WHAT TO DO ->
Type the records out again in full, exactly.

[Items from an interface collection]
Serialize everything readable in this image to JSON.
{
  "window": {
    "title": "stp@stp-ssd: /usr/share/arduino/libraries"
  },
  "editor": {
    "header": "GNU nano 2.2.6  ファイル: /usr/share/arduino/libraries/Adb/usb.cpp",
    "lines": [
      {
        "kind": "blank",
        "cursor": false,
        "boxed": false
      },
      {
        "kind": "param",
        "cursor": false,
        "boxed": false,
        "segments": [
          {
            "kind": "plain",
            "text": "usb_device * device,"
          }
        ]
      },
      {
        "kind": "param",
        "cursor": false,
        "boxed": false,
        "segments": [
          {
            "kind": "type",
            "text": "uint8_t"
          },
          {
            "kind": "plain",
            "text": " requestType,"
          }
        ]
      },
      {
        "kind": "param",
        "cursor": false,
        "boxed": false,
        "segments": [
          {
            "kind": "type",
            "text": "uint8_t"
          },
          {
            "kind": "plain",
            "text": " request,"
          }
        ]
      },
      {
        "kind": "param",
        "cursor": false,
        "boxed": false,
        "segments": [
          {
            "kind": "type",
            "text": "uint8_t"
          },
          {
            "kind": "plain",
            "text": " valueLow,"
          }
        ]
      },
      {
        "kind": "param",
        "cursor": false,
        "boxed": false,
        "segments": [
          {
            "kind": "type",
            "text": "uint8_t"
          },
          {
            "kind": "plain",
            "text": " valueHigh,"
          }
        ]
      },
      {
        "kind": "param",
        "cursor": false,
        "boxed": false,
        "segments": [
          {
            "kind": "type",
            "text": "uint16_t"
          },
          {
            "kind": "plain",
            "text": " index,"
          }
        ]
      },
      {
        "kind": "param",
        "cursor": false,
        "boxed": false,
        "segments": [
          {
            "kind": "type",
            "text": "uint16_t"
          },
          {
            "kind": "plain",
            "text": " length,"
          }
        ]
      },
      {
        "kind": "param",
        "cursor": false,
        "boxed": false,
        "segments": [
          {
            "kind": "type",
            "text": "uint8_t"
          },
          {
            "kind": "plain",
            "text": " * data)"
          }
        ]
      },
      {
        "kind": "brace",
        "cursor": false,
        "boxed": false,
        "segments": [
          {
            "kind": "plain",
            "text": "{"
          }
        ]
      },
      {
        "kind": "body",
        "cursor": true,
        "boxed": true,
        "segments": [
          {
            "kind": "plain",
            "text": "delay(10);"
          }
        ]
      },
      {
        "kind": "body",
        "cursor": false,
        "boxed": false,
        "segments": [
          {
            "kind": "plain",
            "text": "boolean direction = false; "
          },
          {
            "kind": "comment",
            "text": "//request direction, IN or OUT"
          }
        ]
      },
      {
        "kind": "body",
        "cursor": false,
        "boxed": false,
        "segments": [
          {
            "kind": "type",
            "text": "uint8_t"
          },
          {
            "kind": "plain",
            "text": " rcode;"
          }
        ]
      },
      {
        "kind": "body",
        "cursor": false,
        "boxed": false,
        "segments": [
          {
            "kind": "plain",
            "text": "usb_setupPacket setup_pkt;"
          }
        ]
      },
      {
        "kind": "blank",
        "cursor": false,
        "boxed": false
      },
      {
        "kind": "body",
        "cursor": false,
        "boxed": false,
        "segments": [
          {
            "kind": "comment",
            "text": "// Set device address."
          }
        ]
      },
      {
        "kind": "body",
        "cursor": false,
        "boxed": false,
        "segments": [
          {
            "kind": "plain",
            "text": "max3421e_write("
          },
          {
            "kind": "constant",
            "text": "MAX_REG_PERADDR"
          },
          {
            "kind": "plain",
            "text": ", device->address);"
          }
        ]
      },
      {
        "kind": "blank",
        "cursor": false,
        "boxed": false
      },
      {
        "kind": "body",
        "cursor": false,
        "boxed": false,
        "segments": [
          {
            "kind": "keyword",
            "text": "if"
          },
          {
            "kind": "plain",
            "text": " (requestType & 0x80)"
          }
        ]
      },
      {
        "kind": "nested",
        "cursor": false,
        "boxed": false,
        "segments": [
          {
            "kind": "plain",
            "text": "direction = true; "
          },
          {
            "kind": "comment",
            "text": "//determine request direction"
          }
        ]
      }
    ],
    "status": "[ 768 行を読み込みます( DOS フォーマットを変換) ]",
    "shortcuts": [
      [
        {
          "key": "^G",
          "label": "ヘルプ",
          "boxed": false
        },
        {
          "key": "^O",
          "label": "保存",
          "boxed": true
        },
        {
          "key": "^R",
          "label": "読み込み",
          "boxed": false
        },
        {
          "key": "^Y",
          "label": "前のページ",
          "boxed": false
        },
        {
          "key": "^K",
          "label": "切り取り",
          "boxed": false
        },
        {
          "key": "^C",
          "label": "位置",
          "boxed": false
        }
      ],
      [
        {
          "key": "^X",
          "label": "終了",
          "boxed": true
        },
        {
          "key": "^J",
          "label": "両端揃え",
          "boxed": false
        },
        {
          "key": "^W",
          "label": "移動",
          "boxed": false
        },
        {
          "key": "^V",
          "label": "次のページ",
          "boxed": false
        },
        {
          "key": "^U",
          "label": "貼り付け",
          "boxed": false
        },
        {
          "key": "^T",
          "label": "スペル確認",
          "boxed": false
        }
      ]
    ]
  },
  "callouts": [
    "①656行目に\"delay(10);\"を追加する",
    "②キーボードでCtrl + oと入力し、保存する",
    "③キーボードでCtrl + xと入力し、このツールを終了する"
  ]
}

OUTPUT BELOW ->
Serialize everything readable in this image to JSON.
{
  "window": {
    "title": "stp@stp-ssd: /usr/share/arduino/libraries"
  },
  "editor": {
    "header": "GNU nano 2.2.6  ファイル: /usr/share/arduino/libraries/Adb/usb.cpp",
    "lines": [
      {
        "kind": "blank",
        "cursor": false,
        "boxed": false
      },
      {
        "kind": "param",
        "cursor": false,
        "boxed": false,
        "segments": [
          {
            "kind": "plain",
            "text": "usb_device * device,"
          }
        ]
      },
      {
        "kind": "param",
        "cursor": false,
        "boxed": false,
        "segments": [
          {
            "kind": "type",
            "text": "uint8_t"
          },
          {
            "kind": "plain",
            "text": " requestType,"
          }
        ]
      },
      {
        "kind": "param",
        "cursor": false,
        "boxed": false,
        "segments": [
          {
            "kind": "type",
            "text": "uint8_t"
          },
          {
            "kind": "plain",
            "text": " request,"
          }
        ]
      },
      {
        "kind": "param",
        "cursor": false,
        "boxed": false,
        "segments": [
          {
            "kind": "type",
            "text": "uint8_t"
          },
          {
            "kind": "plain",
            "text": " valueLow,"
          }
        ]
      },
      {
        "kind": "param",
        "cursor": false,
        "boxed": false,
        "segments": [
          {
            "kind": "type",
            "text": "uint8_t"
          },
          {
            "kind": "plain",
            "text": " valueHigh,"
          }
        ]
      },
      {
        "kind": "param",
        "cursor": false,
        "boxed": false,
        "segments": [
          {
            "kind": "type",
            "text": "uint16_t"
          },
          {
            "kind": "plain",
            "text": " index,"
          }
        ]
      },
      {
        "kind": "param",
        "cursor": false,
        "boxed": false,
        "segments": [
          {
            "kind": "type",
            "text": "uint16_t"
          },
          {
            "kind": "plain",
            "text": " length,"
          }
        ]
      },
      {
        "kind": "param",
        "cursor": false,
        "boxed": false,
        "segments": [
          {
            "kind": "type",
            "text": "uint8_t"
          },
          {
            "kind": "plain",
            "text": " * data)"
          }
        ]
      },
      {
        "kind": "brace",
        "cursor": false,
        "boxed": false,
        "segments": [
          {
            "kind": "plain",
            "text": "{"
          }
        ]
      },
      {
        "kind": "body",
        "cursor": true,
        "boxed": true,
        "segments": [
          {
            "kind": "plain",
            "text": "delay(10);"
          }
        ]
      },
      {
        "kind": "body",
        "cursor": false,
        "boxed": false,
        "segments": [
          {
            "kind": "plain",
            "text": "boolean direction = false; "
          },
          {
            "kind": "comment",
            "text": "//request direction, IN or OUT"
          }
        ]
      },
      {
        "kind": "body",
        "cursor": false,
        "boxed": false,
        "segments": [
          {
            "kind": "type",
            "text": "uint8_t"
          },
          {
            "kind": "plain",
            "text": " rcode;"
          }
        ]
      },
      {
        "kind": "body",
        "cursor": false,
        "boxed": false,
        "segments": [
          {
            "kind": "plain",
            "text": "usb_setupPacket setup_pkt;"
          }
        ]
      },
      {
        "kind": "blank",
        "cursor": false,
        "boxed": false
      },
      {
        "kind": "body",
        "cursor": false,
        "boxed": false,
        "segments": [
          {
            "kind": "comment",
            "text": "// Set device address."
          }
        ]
      },
      {
        "kind": "body",
        "cursor": false,
        "boxed": false,
        "segments": [
          {
            "kind": "plain",
            "text": "max3421e_write("
          },
          {
            "kind": "constant",
            "text": "MAX_REG_PERADDR"
          },
          {
            "kind": "plain",
            "text": ", device->address);"
          }
        ]
      },
      {
        "kind": "blank",
        "cursor": false,
        "boxed": false
      },
      {
        "kind": "body",
        "cursor": false,
        "boxed": false,
        "segments": [
          {
            "kind": "keyword",
            "text": "if"
          },
          {
            "kind": "plain",
            "text": " (requestType & 0x80)"
          }
        ]
      },
      {
        "kind": "nested",
        "cursor": false,
        "boxed": false,
        "segments": [
          {
            "kind": "plain",
            "text": "direction = true; "
          },
          {
            "kind": "comment",
            "text": "//determine request direction"
          }
        ]
      }
    ],
    "status": "[ 768 行を読み込みます( DOS フォーマットを変換) ]",
    "shortcuts": [
      [
        {
          "key": "^G",
          "label": "ヘルプ",
          "boxed": false
        },
        {
          "key": "^O",
          "label": "保存",
          "boxed": true
        },
        {
          "key": "^R",
          "label": "読み込み",
          "boxed": false
        },
        {
          "key": "^Y",
          "label": "前のページ",
          "boxed": false
        },
        {
          "key": "^K",
          "label": "切り取り",
          "boxed": false
        },
        {
          "key": "^C",
          "label": "位置",
          "boxed": false
        }
      ],
      [
        {
          "key": "^X",
          "label": "終了",
          "boxed": true
        },
        {
          "key": "^J",
          "label": "両端揃え",
          "boxed": false
        },
        {
          "key": "^W",
          "label": "移動",
          "boxed": false
        },
        {
          "key": "^V",
          "label": "次のページ",
          "boxed": false
        },
        {
          "key": "^U",
          "label": "貼り付け",
          "boxed": false
        },
        {
          "key": "^T",
          "label": "スペル確認",
          "boxed": false
        }
      ]
    ]
  },
  "callouts": [
    "①656行目に\"delay(10);\"を追加する",
    "②キーボードでCtrl + oと入力し、保存する",
    "③キーボードでCtrl + xと入力し、このツールを終了する"
  ]
}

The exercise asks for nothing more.